» BRIEF
All of the data below needs to be set down again, exactly as shown.

┄┄┄┄┄┄┄┄┄┄┄┄┄┄┄┄┄┄┄┄

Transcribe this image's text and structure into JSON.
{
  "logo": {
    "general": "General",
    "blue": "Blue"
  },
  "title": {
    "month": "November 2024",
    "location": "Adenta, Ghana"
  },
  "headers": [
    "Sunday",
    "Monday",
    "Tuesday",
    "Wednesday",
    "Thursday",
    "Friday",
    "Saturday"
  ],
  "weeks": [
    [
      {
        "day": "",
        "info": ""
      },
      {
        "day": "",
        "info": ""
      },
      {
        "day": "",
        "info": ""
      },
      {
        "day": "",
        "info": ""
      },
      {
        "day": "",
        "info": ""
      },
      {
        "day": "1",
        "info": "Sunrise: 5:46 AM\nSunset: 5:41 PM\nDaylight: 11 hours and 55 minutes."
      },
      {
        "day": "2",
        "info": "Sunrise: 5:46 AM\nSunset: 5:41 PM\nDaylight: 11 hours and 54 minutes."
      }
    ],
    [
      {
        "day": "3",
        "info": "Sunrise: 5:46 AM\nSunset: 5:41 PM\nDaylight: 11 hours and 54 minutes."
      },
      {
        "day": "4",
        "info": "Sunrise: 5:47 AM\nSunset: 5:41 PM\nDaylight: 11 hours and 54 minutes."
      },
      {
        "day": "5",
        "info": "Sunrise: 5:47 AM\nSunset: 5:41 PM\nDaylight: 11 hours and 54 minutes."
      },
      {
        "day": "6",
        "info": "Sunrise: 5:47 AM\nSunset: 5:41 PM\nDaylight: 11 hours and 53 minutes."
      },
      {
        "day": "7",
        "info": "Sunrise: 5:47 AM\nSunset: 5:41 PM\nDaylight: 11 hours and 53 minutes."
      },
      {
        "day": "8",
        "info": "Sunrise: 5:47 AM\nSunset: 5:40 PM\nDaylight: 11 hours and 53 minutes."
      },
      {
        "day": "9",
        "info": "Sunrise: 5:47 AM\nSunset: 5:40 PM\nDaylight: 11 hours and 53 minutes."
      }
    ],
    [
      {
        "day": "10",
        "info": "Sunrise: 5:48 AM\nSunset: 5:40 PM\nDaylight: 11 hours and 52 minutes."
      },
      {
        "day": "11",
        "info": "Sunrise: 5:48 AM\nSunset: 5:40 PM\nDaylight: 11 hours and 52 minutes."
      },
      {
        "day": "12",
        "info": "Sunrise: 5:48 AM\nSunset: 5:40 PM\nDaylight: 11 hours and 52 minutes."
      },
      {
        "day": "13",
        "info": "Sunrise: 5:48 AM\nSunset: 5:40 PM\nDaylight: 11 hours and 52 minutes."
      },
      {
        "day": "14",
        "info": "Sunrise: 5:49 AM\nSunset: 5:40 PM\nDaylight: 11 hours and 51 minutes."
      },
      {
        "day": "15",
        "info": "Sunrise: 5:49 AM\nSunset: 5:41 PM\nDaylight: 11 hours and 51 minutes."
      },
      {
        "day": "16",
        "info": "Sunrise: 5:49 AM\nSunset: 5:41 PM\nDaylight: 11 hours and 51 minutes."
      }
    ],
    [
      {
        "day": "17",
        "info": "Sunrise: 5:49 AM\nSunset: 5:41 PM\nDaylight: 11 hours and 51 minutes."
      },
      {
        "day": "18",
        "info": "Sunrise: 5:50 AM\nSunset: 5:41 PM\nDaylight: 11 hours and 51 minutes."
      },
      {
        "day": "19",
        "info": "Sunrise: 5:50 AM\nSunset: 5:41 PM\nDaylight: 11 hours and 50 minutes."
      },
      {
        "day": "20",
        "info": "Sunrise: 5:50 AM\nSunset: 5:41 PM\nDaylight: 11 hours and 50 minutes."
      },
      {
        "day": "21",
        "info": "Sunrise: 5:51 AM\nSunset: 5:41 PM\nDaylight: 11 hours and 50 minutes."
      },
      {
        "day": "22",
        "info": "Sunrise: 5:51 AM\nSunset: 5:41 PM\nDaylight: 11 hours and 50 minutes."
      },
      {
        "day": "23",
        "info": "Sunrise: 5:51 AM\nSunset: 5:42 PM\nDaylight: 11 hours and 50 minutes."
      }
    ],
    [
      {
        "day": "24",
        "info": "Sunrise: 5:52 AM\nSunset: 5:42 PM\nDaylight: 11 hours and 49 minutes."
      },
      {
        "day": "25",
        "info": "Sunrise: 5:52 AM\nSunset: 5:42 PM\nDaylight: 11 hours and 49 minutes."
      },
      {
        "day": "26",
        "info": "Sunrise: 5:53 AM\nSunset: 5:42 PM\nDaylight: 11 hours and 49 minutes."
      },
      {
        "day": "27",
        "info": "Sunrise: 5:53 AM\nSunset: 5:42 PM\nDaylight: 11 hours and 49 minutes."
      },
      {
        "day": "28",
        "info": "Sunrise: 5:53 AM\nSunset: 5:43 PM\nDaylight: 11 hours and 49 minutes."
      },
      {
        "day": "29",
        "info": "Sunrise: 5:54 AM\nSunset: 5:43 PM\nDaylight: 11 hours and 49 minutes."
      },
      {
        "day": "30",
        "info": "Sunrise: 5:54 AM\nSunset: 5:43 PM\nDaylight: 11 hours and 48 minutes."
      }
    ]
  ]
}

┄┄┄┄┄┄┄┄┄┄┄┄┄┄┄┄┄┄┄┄

» WORKED SOLUTION
Transcribe this image's text and structure into JSON.
{
  "logo": {
    "general": "General",
    "blue": "Blue"
  },
  "title": {
    "month": "November 2024",
    "location": "Adenta, Ghana"
  },
  "headers": [
    "Sunday",
    "Monday",
    "Tuesday",
    "Wednesday",
    "Thursday",
    "Friday",
    "Saturday"
  ],
  "weeks": [
    [
      {
        "day": "",
        "info": ""
      },
      {
        "day": "",
        "info": ""
      },
      {
        "day": "",
        "info": ""
      },
      {
        "day": "",
        "info": ""
      },
      {
        "day": "",
        "info": ""
      },
      {
        "day": "1",
        "info": "Sunrise: 5:46 AM\nSunset: 5:41 PM\nDaylight: 11 hours and 55 minutes."
      },
      {
        "day": "2",
        "info": "Sunrise: 5:46 AM\nSunset: 5:41 PM\nDaylight: 11 hours and 54 minutes."
      }
    ],
    [
      {
        "day": "3",
        "info": "Sunrise: 5:46 AM\nSunset: 5:41 PM\nDaylight: 11 hours and 54 minutes."
      },
      {
        "day": "4",
        "info": "Sunrise: 5:47 AM\nSunset: 5:41 PM\nDaylight: 11 hours and 54 minutes."
      },
      {
        "day": "5",
        "info": "Sunrise: 5:47 AM\nSunset: 5:41 PM\nDaylight: 11 hours and 54 minutes."
      },
      {
        "day": "6",
        "info": "Sunrise: 5:47 AM\nSunset: 5:41 PM\nDaylight: 11 hours and 53 minutes."
      },
      {
        "day": "7",
        "info": "Sunrise: 5:47 AM\nSunset: 5:41 PM\nDaylight: 11 hours and 53 minutes."
      },
      {
        "day": "8",
        "info": "Sunrise: 5:47 AM\nSunset: 5:40 PM\nDaylight: 11 hours and 53 minutes."
      },
      {
        "day": "9",
        "info": "Sunrise: 5:47 AM\nSunset: 5:40 PM\nDaylight: 11 hours and 53 minutes."
      }
    ],
    [
      {
        "day": "10",
        "info": "Sunrise: 5:48 AM\nSunset: 5:40 PM\nDaylight: 11 hours and 52 minutes."
      },
      {
        "day": "11",
        "info": "Sunrise: 5:48 AM\nSunset: 5:40 PM\nDaylight: 11 hours and 52 minutes."
      },
      {
        "day": "12",
        "info": "Sunrise: 5:48 AM\nSunset: 5:40 PM\nDaylight: 11 hours and 52 minutes."
      },
      {
        "day": "13",
        "info": "Sunrise: 5:48 AM\nSunset: 5:40 PM\nDaylight: 11 hours and 52 minutes."
      },
      {
        "day": "14",
        "info": "Sunrise: 5:49 AM\nSunset: 5:40 PM\nDaylight: 11 hours and 51 minutes."
      },
      {
        "day": "15",
        "info": "Sunrise: 5:49 AM\nSunset: 5:41 PM\nDaylight: 11 hours and 51 minutes."
      },
      {
        "day": "16",
        "info": "Sunrise: 5:49 AM\nSunset: 5:41 PM\nDaylight: 11 hours and 51 minutes."
      }
    ],
    [
      {
        "day": "17",
        "info": "Sunrise: 5:49 AM\nSunset: 5:41 PM\nDaylight: 11 hours and 51 minutes."
      },
      {
        "day": "18",
        "info": "Sunrise: 5:50 AM\nSunset: 5:41 PM\nDaylight: 11 hours and 51 minutes."
      },
      {
        "day": "19",
        "info": "Sunrise: 5:50 AM\nSunset: 5:41 PM\nDaylight: 11 hours and 50 minutes."
      },
      {
        "day": "20",
        "info": "Sunrise: 5:50 AM\nSunset: 5:41 PM\nDaylight: 11 hours and 50 minutes."
      },
      {
        "day": "21",
        "info": "Sunrise: 5:51 AM\nSunset: 5:41 PM\nDaylight: 11 hours and 50 minutes."
      },
      {
        "day": "22",
        "info": "Sunrise: 5:51 AM\nSunset: 5:41 PM\nDaylight: 11 hours and 50 minutes."
      },
      {
        "day": "23",
        "info": "Sunrise: 5:51 AM\nSunset: 5:42 PM\nDaylight: 11 hours and 50 minutes."
      }
    ],
    [
      {
        "day": "24",
        "info": "Sunrise: 5:52 AM\nSunset: 5:42 PM\nDaylight: 11 hours and 49 minutes."
      },
      {
        "day": "25",
        "info": "Sunrise: 5:52 AM\nSunset: 5:42 PM\nDaylight: 11 hours and 49 minutes."
      },
      {
        "day": "26",
        "info": "Sunrise: 5:53 AM\nSunset: 5:42 PM\nDaylight: 11 hours and 49 minutes."
      },
      {
        "day": "27",
        "info": "Sunrise: 5:53 AM\nSunset: 5:42 PM\nDaylight: 11 hours and 49 minutes."
      },
      {
        "day": "28",
        "info": "Sunrise: 5:53 AM\nSunset: 5:43 PM\nDaylight: 11 hours and 49 minutes."
      },
      {
        "day": "29",
        "info": "Sunrise: 5:54 AM\nSunset: 5:43 PM\nDaylight: 11 hours and 49 minutes."
      },
      {
        "day": "30",
        "info": "Sunrise: 5:54 AM\nSunset: 5:43 PM\nDaylight: 11 hours and 48 minutes."
      }
    ]
  ]
}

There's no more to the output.